A Great Transition. In the Planetary Phase of Civilization, humanity and Earth have become a single community of fate. We are in the midst of a turbulent transition from the world that was to some form of global society, with no exit and no separate solutions for individuals, communities, or countries. The transition is generating a host of ominous transnational problems – climate change and ecosystem degradation, economic instability and geopolitical conflict, oppression and mass migration – that left unattended might well pull us toward a bleak tomorrow.
In these times, it is easy to fall prey to the three D’s of an anxious culture: denial, despair, and distraction. Still, as the world rushes helter-skelter towards an uncertain future, growing numbers of people are becoming concerned global citizens. Their engagement makes possible a Great Transition to a future of enriched lives, human solidarity, and environmental sustainability.
The increasing connectivity of globalization is an opportunity to construct new categories of consciousness – global citizenship, humanity-as-whole, the wider web of life, and the well-being of future generations – alongside a governance architecture that balances the twin goals of global unity and regional pluralism.
Charting passage to a happier outcome demands rapid emergence of ways of thinking and acting matched to the profound challenge posed by global transition. Our concern and accountability, indeed, our very sense of self, must expand across the barriers of space and time to embrace the whole human family, the ecosphere, and the unborn. We stand at an inflection point of history full of peril, but also promise, if we can come together in a joint venture: creating a culture of solidarity and politics of trust within a movement to build democratic institutions for peace, justice, and sustainability.
A Values Shift. The vision of a Great Transition is a planetary civilization rooted in a new suite of values – quality-of-life, human solidarity and reverence for nature – for the twenty-first century.

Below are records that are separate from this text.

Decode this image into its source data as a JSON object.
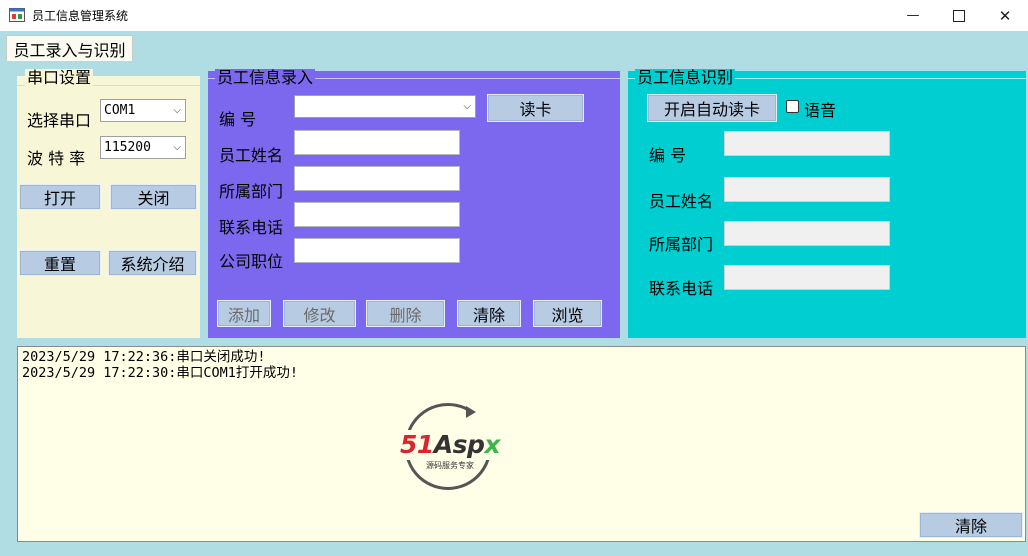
{
  "window": {
    "title": "员工信息管理系统",
    "minimize_glyph": "—",
    "maximize_glyph": "☐",
    "close_glyph": "✕"
  },
  "tabs": [
    {
      "label": "员工录入与识别",
      "selected": true
    }
  ],
  "serial": {
    "group_title": "串口设置",
    "port_label": "选择串口",
    "port_value": "COM1",
    "baud_label": "波 特 率",
    "baud_value": "115200",
    "open_label": "打开",
    "close_label": "关闭",
    "reset_label": "重置",
    "about_label": "系统介绍"
  },
  "entry": {
    "group_title": "员工信息录入",
    "id_label": "编    号",
    "name_label": "员工姓名",
    "dept_label": "所属部门",
    "phone_label": "联系电话",
    "position_label": "公司职位",
    "read_card_label": "读卡",
    "add_label": "添加",
    "modify_label": "修改",
    "delete_label": "删除",
    "clear_label": "清除",
    "browse_label": "浏览"
  },
  "recognize": {
    "group_title": "员工信息识别",
    "auto_read_label": "开启自动读卡",
    "voice_label": "语音",
    "voice_checked": false,
    "id_label": "编    号",
    "name_label": "员工姓名",
    "dept_label": "所属部门",
    "phone_label": "联系电话"
  },
  "log": {
    "lines": [
      "2023/5/29 17:22:36:串口关闭成功!",
      "2023/5/29 17:22:30:串口COM1打开成功!"
    ],
    "clear_label": "清除"
  },
  "watermark": {
    "brand": "51Aspx",
    "tagline": "源码服务专家"
  },
  "colors": {
    "tab_background": "#b0dde3",
    "serial_panel": "#f7f7d7",
    "entry_panel": "#7b68ee",
    "recognize_panel": "#00ced1",
    "log_background": "#ffffe8",
    "button": "#b7cbe3"
  }
}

While most of human history was dominated by scarcity and the challenge of survival, today's huge economies have created the conditions for a post-scarcity society. Attention can turn now to quality-of-life: human fulfillment rather than wealth as the primary measure of success and well-being. The sense of solidarity – social connectedness, responsibility, and loyalty – can begin to extend beyond nation and tribe to people of distant places, the unborn of distant futures, and the other creatures of the earth. Reverence for nature, an ecological sensibility of wonder and enjoyment in the natural world, is nourished by the growing appreciation of humanity’s place in the web of life and our dependence on a bountiful earth.
While these values may be essential in averting catastrophe, a new civilization rooted in these values is by no means inevitable. It requires and depends on an upsurge of public awareness and engagement, a development that the evolving conditions of our planetary phase of history make possible.
One World, Many Places. The planetary phase interweaves the fates of rich and poor, human and non-human, living and unborn. We are, like it or not, one human family and one earth sharing a common fate. The reality of greater interconnectedness can encourage a corresponding enlargement of our identity as global citizens. Globalism today is putting down deep roots, just as nationalism once did. From outer space, we see not artificial national boundaries, but an integral planet, the natural political unit for sustaining the biosphere, managing interdependent economies, and keeping the peace. At the same time, ours is a pluralistic world, with regions and countries of astonishing diversity. The governance of a Great Transition would need to be an intricate web of local, regional, and global nodes and connections. Three broad principles would guide the balance of one world and many places: decision-making should be channeled to the most local level feasible (subsidiarity); some issues are necessarily and properly addressed at the global level (irreducibility); regions can fashion diverse approaches to development, so long as they meet environmental, human rights, and other global responsibilities (plurality).
A Pathway Forward. The growing chasm between the obsolete institutions of the twentieth century and the de-stabilizing trends of the twenty-first is portentous. Which social actors can tilt history toward a Great Transition? Multilateral bodies are enfeebled by the myopia of nationalism, the private sector is subject to the tyranny of the bottom line, and civil society organizations are limited by organizational and philosophical fragmentation. Collectively, actions for a sustainable and just global society remain too dispersed, diffused, and small-scale to change the pathway of global development. Thus, progress painstakingly won here and there is overwhelmed by systemic deterioration. While the public’s awareness of emerging dangers grows, apprehension breeds fear and resignation in the absence of a compelling alternative vision.
To create an alternative vision and effective strategy for realizing it, consciousness and action must rise to the level of a unified global society. Dominant institutions have proved too timorous or too venal for meeting the environmental and social challenges of our time. Instead, an adequate response requires us to imagine the awakening of a new social actor: a coordinated global citizens movement (GCM) struggling on all fronts toward a just and sustainable planetary civilization.
We propose a new organizing campaign with the explicit aim of catalyzing this historic agency. This effort would expand and diversify in a “widening circle,” adapting to changing circumstances as it evolves. From the onset, such a project must foster a politics of trust, committed to balancing unity and pluralism on the road to our common future.
The popular movements that forged nation-states over the last few centuries developed overarching national identities that encompassed preexisting communities. In the Planetary Phase, we need a still more inclusive form of consciousness and association: a worldwide cultural and political awakening united under the banner Earth.